**DESCRIPTION OF THE TASK**
Pictures aside, output each record exactly.

**SOURCE MATERIAL**
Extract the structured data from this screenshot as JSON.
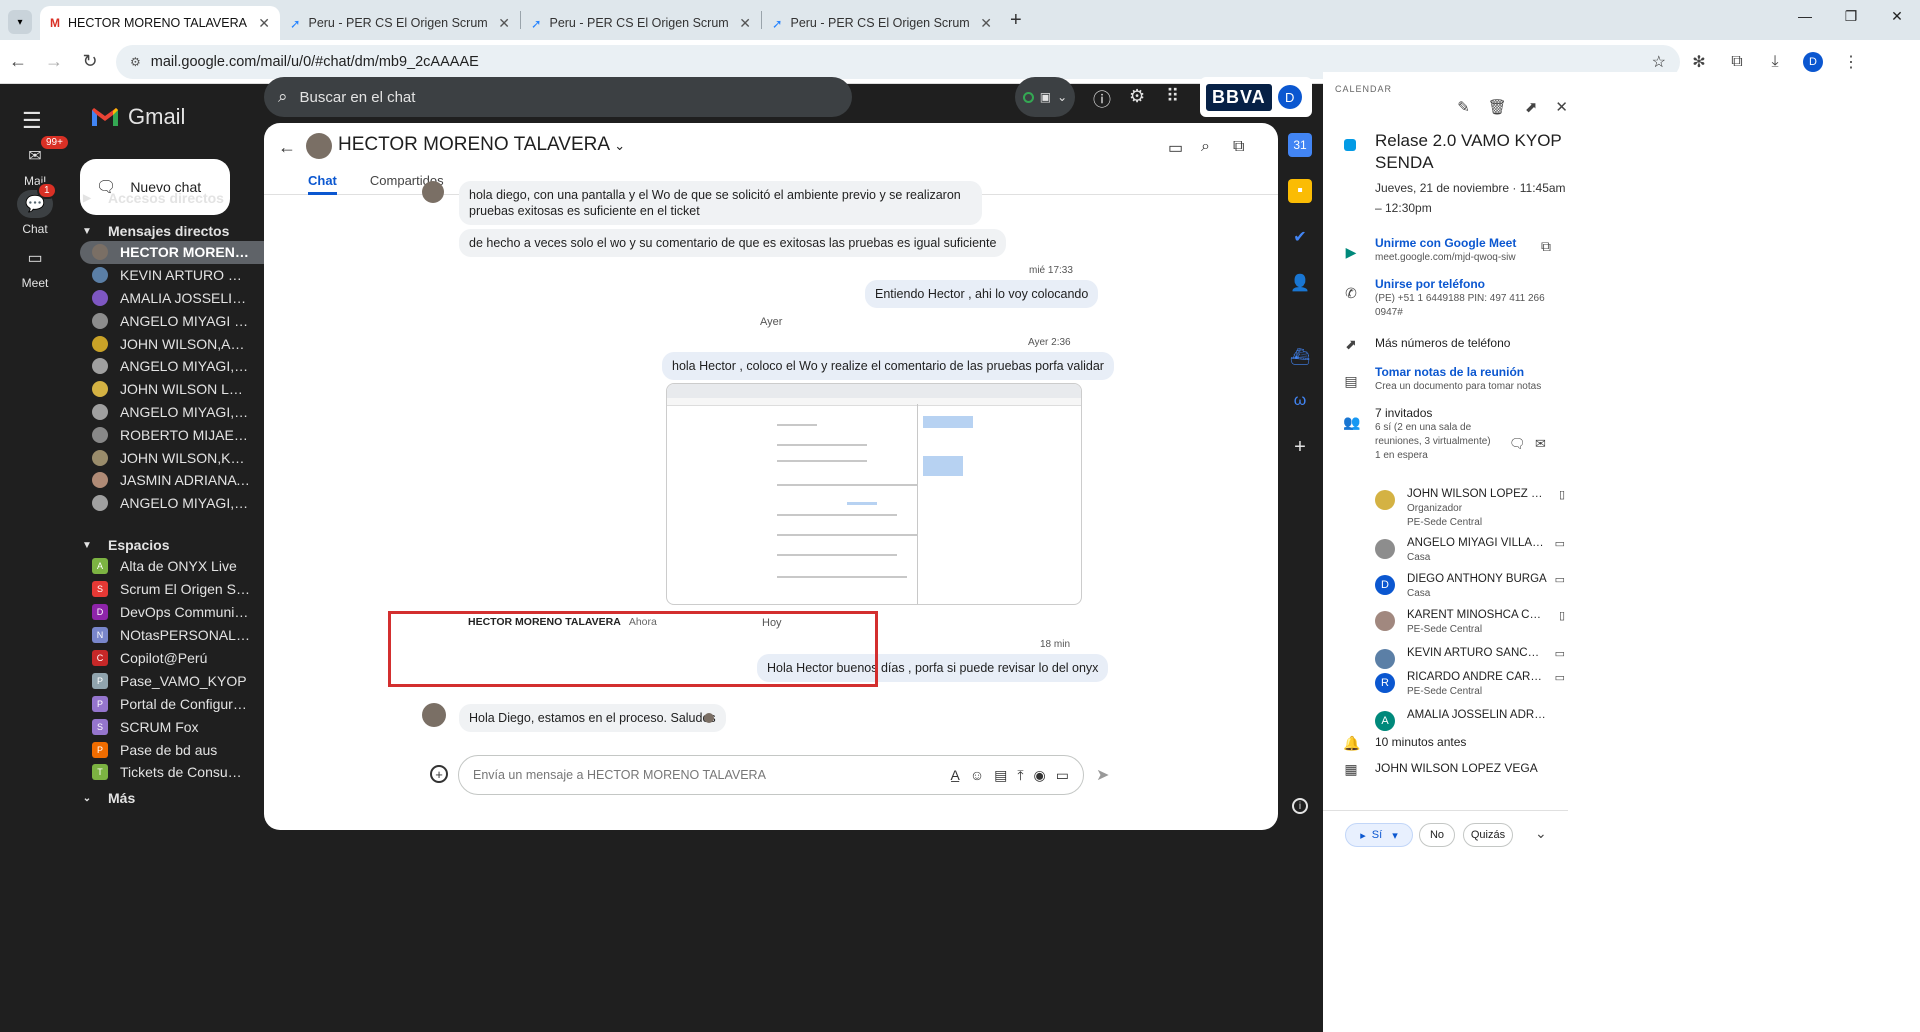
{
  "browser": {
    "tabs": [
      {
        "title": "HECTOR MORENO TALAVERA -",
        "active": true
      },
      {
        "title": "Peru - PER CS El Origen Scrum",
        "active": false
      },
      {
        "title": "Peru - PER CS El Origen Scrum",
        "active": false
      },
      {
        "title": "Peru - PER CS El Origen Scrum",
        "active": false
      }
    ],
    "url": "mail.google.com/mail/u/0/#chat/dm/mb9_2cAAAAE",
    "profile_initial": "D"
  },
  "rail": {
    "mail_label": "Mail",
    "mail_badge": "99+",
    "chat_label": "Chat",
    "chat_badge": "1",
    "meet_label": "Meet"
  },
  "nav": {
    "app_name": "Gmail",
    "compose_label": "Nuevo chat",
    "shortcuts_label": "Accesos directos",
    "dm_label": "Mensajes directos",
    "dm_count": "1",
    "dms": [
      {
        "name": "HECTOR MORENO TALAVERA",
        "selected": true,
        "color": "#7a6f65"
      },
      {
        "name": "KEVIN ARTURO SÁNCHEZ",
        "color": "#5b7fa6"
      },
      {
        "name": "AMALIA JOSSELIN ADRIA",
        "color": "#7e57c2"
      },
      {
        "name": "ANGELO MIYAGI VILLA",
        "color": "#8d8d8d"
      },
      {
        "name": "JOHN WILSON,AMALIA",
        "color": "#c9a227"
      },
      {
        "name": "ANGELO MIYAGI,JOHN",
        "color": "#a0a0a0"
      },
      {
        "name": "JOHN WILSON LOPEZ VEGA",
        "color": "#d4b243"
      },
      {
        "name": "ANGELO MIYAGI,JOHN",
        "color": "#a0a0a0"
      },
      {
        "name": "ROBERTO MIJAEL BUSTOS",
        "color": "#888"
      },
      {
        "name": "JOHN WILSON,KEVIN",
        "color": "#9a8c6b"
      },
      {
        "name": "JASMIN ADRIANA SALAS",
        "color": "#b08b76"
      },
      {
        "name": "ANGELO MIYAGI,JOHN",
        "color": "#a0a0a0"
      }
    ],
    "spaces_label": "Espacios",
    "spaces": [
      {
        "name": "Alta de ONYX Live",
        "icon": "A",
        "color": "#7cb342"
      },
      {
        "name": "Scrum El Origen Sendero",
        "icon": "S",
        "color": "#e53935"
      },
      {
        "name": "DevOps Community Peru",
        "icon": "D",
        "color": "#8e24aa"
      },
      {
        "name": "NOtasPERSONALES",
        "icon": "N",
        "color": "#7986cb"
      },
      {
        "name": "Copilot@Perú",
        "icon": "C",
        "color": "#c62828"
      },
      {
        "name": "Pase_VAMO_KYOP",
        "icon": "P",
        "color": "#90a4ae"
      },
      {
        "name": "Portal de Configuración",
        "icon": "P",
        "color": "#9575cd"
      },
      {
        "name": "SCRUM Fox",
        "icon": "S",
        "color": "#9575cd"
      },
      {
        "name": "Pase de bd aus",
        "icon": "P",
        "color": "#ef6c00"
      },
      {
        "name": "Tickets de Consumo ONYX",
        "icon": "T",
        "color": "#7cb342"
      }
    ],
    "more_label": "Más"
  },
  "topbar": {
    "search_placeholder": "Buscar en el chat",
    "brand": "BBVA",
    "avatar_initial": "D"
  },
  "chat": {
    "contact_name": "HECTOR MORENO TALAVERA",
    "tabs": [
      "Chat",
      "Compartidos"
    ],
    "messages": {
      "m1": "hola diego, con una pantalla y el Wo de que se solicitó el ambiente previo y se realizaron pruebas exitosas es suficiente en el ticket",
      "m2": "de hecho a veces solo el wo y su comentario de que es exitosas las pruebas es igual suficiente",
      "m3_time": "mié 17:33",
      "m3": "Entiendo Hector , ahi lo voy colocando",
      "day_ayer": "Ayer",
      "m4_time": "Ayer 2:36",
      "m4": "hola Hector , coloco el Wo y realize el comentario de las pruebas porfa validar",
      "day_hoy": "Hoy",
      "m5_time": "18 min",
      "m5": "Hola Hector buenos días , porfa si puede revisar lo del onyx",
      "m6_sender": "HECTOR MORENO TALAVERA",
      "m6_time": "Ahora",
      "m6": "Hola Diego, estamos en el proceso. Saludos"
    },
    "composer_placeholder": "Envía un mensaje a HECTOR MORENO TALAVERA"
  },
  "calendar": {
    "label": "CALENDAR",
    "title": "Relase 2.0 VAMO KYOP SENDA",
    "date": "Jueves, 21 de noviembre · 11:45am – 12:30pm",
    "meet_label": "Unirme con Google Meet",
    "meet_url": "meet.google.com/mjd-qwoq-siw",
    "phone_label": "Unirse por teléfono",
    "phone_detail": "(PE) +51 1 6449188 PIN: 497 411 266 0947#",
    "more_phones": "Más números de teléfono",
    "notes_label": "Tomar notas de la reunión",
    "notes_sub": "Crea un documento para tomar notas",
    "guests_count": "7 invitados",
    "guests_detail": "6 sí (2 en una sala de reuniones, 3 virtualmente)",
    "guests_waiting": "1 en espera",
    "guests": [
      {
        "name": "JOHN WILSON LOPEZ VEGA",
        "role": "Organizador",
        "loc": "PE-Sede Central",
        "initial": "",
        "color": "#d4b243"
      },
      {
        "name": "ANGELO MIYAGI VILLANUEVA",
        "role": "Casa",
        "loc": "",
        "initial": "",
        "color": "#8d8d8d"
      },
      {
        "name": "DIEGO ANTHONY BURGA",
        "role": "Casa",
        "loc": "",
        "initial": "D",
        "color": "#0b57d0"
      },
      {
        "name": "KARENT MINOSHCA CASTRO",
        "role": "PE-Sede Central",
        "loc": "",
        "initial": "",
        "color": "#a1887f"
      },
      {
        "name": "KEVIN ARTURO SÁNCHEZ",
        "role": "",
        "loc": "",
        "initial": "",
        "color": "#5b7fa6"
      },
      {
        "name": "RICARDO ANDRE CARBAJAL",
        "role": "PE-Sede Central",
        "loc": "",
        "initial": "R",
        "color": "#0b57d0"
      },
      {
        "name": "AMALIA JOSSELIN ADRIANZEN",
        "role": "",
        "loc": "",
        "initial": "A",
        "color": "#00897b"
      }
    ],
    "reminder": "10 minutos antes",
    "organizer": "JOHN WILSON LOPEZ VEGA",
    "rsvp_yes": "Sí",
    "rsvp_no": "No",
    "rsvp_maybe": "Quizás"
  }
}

**ANSWER BOX**
Extract the structured data from this screenshot as JSON.
{
  "browser": {
    "tabs": [
      {
        "title": "HECTOR MORENO TALAVERA -",
        "active": true
      },
      {
        "title": "Peru - PER CS El Origen Scrum",
        "active": false
      },
      {
        "title": "Peru - PER CS El Origen Scrum",
        "active": false
      },
      {
        "title": "Peru - PER CS El Origen Scrum",
        "active": false
      }
    ],
    "url": "mail.google.com/mail/u/0/#chat/dm/mb9_2cAAAAE",
    "profile_initial": "D"
  },
  "rail": {
    "mail_label": "Mail",
    "mail_badge": "99+",
    "chat_label": "Chat",
    "chat_badge": "1",
    "meet_label": "Meet"
  },
  "nav": {
    "app_name": "Gmail",
    "compose_label": "Nuevo chat",
    "shortcuts_label": "Accesos directos",
    "dm_label": "Mensajes directos",
    "dm_count": "1",
    "dms": [
      {
        "name": "HECTOR MORENO TALAVERA",
        "selected": true,
        "color": "#7a6f65"
      },
      {
        "name": "KEVIN ARTURO SÁNCHEZ",
        "color": "#5b7fa6"
      },
      {
        "name": "AMALIA JOSSELIN ADRIA",
        "color": "#7e57c2"
      },
      {
        "name": "ANGELO MIYAGI VILLA",
        "color": "#8d8d8d"
      },
      {
        "name": "JOHN WILSON,AMALIA",
        "color": "#c9a227"
      },
      {
        "name": "ANGELO MIYAGI,JOHN",
        "color": "#a0a0a0"
      },
      {
        "name": "JOHN WILSON LOPEZ VEGA",
        "color": "#d4b243"
      },
      {
        "name": "ANGELO MIYAGI,JOHN",
        "color": "#a0a0a0"
      },
      {
        "name": "ROBERTO MIJAEL BUSTOS",
        "color": "#888"
      },
      {
        "name": "JOHN WILSON,KEVIN",
        "color": "#9a8c6b"
      },
      {
        "name": "JASMIN ADRIANA SALAS",
        "color": "#b08b76"
      },
      {
        "name": "ANGELO MIYAGI,JOHN",
        "color": "#a0a0a0"
      }
    ],
    "spaces_label": "Espacios",
    "spaces": [
      {
        "name": "Alta de ONYX Live",
        "icon": "A",
        "color": "#7cb342"
      },
      {
        "name": "Scrum El Origen Sendero",
        "icon": "S",
        "color": "#e53935"
      },
      {
        "name": "DevOps Community Peru",
        "icon": "D",
        "color": "#8e24aa"
      },
      {
        "name": "NOtasPERSONALES",
        "icon": "N",
        "color": "#7986cb"
      },
      {
        "name": "Copilot@Perú",
        "icon": "C",
        "color": "#c62828"
      },
      {
        "name": "Pase_VAMO_KYOP",
        "icon": "P",
        "color": "#90a4ae"
      },
      {
        "name": "Portal de Configuración",
        "icon": "P",
        "color": "#9575cd"
      },
      {
        "name": "SCRUM Fox",
        "icon": "S",
        "color": "#9575cd"
      },
      {
        "name": "Pase de bd aus",
        "icon": "P",
        "color": "#ef6c00"
      },
      {
        "name": "Tickets de Consumo ONYX",
        "icon": "T",
        "color": "#7cb342"
      }
    ],
    "more_label": "Más"
  },
  "topbar": {
    "search_placeholder": "Buscar en el chat",
    "brand": "BBVA",
    "avatar_initial": "D"
  },
  "chat": {
    "contact_name": "HECTOR MORENO TALAVERA",
    "tabs": [
      "Chat",
      "Compartidos"
    ],
    "messages": {
      "m1": "hola diego, con una pantalla y el Wo de que se solicitó el ambiente previo y se realizaron pruebas exitosas es suficiente en el ticket",
      "m2": "de hecho a veces solo el wo y su comentario de que es exitosas las pruebas es igual suficiente",
      "m3_time": "mié 17:33",
      "m3": "Entiendo Hector , ahi lo voy colocando",
      "day_ayer": "Ayer",
      "m4_time": "Ayer 2:36",
      "m4": "hola Hector , coloco el Wo y realize el comentario de las pruebas porfa validar",
      "day_hoy": "Hoy",
      "m5_time": "18 min",
      "m5": "Hola Hector buenos días , porfa si puede revisar lo del onyx",
      "m6_sender": "HECTOR MORENO TALAVERA",
      "m6_time": "Ahora",
      "m6": "Hola Diego, estamos en el proceso. Saludos"
    },
    "composer_placeholder": "Envía un mensaje a HECTOR MORENO TALAVERA"
  },
  "calendar": {
    "label": "CALENDAR",
    "title": "Relase 2.0 VAMO KYOP SENDA",
    "date": "Jueves, 21 de noviembre · 11:45am – 12:30pm",
    "meet_label": "Unirme con Google Meet",
    "meet_url": "meet.google.com/mjd-qwoq-siw",
    "phone_label": "Unirse por teléfono",
    "phone_detail": "(PE) +51 1 6449188 PIN: 497 411 266 0947#",
    "more_phones": "Más números de teléfono",
    "notes_label": "Tomar notas de la reunión",
    "notes_sub": "Crea un documento para tomar notas",
    "guests_count": "7 invitados",
    "guests_detail": "6 sí (2 en una sala de reuniones, 3 virtualmente)",
    "guests_waiting": "1 en espera",
    "guests": [
      {
        "name": "JOHN WILSON LOPEZ VEGA",
        "role": "Organizador",
        "loc": "PE-Sede Central",
        "initial": "",
        "color": "#d4b243"
      },
      {
        "name": "ANGELO MIYAGI VILLANUEVA",
        "role": "Casa",
        "loc": "",
        "initial": "",
        "color": "#8d8d8d"
      },
      {
        "name": "DIEGO ANTHONY BURGA",
        "role": "Casa",
        "loc": "",
        "initial": "D",
        "color": "#0b57d0"
      },
      {
        "name": "KARENT MINOSHCA CASTRO",
        "role": "PE-Sede Central",
        "loc": "",
        "initial": "",
        "color": "#a1887f"
      },
      {
        "name": "KEVIN ARTURO SÁNCHEZ",
        "role": "",
        "loc": "",
        "initial": "",
        "color": "#5b7fa6"
      },
      {
        "name": "RICARDO ANDRE CARBAJAL",
        "role": "PE-Sede Central",
        "loc": "",
        "initial": "R",
        "color": "#0b57d0"
      },
      {
        "name": "AMALIA JOSSELIN ADRIANZEN",
        "role": "",
        "loc": "",
        "initial": "A",
        "color": "#00897b"
      }
    ],
    "reminder": "10 minutos antes",
    "organizer": "JOHN WILSON LOPEZ VEGA",
    "rsvp_yes": "Sí",
    "rsvp_no": "No",
    "rsvp_maybe": "Quizás"
  }
}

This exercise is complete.